PCL contains numerous state-of-the art algorithms for 3D point cloud processing, including filtering, feature estimation, surface reconstruction, registration, model fitting and segmentation. These algorithms can be used, for example, to filter outliers from noisy data, stitch 3D point clouds together, segment relevant parts of a scene, extract keypoints and compute descriptors to recognize objects in the world based on their geometric appearance, and create surfaces from point clouds and visualize them -- to name a few.
First Anniversary: a brief history of PCL
This new site also celebrate the one year anniversary of PCL. The official development for PCL started in March 2010 at Willow Garage. Our goal was to create a library that can support the type of 3D point cloud algorithms that mobile manipulation and personal robotics need, and try to combine years of experience in the field into coherent framework. PCL's grandfather, Point Cloud Mapping, was developed just a few months earlier, and it served as an important building block in Willow Garage's Milestone 2. Based on these experiences, PCL was launched to bring world-class research in 3D perception together into a single software library. PCL would enable developers to harness the potential of the quickly growing 3D sensor market for robotics and other industries.
For this occasion, we put together a video that present the development of PCL over time.
Towards 1.0: PCL and Kinect
The launch of the Kinect sensor in November 2010 turned many eyes on PCL, and its user community quickly multiplied. We turned our focus on stabilizing and improving the usability of PCL so that users would be able to develop applications on top. We are now proud to announce that the upcoming release of PCL features a complete Kinect (OpenNI) camera grabber, which allows users to get data directly in PCL and operate on it. PCL has already been used by many of the entries in the ROS 3D contest, showing the potential of Kinect and ROS. Please check our website for tutorials on how to visualize and integrate Kinect data directly in your application.
The PCL development team is current working hard towards a 1.0 release. PCL 1.0 will focus on modularity and enable deployment of PCL on different computational devices.
A Growing Community
We are proud to be part of an extremely active community. Our development team spawns over three continents and five countries, and it includes prestigious engineers and scientists from institutions such as: AIST, University of California Berkeley, University of Bonn, University of British Columbia, ETH Zurich, University of Freiburg, Intel Research Seattle, LAAS/CNRS, MIT, NVidia, University of Osnabrück, Stanford University, University of Tokyo, TUM, Vienna University of Technology, Willow Garage, and Washington University in St. Louis.

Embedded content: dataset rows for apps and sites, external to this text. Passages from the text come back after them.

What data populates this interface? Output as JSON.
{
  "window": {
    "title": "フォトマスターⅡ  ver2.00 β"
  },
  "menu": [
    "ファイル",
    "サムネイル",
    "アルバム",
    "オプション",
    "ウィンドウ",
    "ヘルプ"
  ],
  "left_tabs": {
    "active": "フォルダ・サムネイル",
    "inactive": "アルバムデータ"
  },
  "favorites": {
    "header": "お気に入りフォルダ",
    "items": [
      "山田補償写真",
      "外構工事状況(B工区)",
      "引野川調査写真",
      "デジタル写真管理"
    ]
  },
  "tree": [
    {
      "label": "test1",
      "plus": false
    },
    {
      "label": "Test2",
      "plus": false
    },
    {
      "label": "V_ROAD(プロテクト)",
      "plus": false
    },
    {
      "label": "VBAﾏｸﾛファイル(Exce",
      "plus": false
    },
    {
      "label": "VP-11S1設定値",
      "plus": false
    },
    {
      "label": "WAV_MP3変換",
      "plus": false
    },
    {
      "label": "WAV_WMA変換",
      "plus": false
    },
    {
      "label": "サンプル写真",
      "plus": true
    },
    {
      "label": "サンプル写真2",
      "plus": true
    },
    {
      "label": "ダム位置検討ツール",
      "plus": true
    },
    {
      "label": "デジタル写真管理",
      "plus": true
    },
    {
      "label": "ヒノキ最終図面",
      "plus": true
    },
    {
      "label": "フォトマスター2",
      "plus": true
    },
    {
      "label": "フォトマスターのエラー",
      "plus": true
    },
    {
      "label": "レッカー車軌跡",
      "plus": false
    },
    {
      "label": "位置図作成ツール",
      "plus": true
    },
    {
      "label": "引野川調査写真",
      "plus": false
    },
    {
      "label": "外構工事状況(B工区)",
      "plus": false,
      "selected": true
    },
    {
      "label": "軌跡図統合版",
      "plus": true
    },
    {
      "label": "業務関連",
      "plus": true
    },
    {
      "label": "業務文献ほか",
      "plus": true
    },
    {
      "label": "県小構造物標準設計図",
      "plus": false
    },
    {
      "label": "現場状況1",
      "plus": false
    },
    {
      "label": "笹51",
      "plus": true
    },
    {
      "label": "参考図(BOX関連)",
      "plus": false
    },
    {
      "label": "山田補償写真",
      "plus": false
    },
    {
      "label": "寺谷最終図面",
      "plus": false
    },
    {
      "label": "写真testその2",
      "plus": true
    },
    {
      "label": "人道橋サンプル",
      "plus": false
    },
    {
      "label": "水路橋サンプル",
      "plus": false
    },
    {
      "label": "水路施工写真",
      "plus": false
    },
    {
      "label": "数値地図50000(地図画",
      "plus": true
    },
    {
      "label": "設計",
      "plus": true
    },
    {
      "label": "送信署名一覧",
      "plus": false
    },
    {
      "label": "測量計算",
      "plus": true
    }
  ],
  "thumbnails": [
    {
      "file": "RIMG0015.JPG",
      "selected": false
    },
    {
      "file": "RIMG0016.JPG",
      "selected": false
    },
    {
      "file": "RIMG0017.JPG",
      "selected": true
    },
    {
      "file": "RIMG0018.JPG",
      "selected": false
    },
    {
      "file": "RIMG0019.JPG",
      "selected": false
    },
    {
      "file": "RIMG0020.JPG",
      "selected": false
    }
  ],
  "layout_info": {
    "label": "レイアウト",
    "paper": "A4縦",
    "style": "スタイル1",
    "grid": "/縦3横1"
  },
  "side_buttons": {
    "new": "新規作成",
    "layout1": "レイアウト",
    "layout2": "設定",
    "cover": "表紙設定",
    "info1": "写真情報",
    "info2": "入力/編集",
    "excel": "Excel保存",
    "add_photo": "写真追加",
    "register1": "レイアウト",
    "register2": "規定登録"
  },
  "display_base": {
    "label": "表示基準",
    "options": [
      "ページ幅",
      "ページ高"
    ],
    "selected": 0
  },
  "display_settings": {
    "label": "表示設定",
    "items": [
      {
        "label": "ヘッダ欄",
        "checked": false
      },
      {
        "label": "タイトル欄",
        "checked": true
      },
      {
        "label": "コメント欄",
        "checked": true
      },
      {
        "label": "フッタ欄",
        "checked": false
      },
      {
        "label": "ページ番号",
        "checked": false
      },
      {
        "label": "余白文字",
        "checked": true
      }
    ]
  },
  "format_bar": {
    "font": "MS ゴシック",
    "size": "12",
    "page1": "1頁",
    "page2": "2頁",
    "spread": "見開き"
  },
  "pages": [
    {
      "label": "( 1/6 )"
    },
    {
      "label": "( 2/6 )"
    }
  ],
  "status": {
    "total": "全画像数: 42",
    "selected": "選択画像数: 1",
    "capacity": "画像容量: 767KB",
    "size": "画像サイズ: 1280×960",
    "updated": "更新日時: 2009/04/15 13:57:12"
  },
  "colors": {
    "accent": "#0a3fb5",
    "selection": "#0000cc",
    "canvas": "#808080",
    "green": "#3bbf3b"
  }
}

PCL wouldn't have become what it is today without the help of many people. Thank you to our tremendous community, especially our contributors and developers who have worked so hard to make PCL more stable, more user friendly, and better documented. We hope that PCL will help you solve more 3D perception problems, and we look forward to your contributions!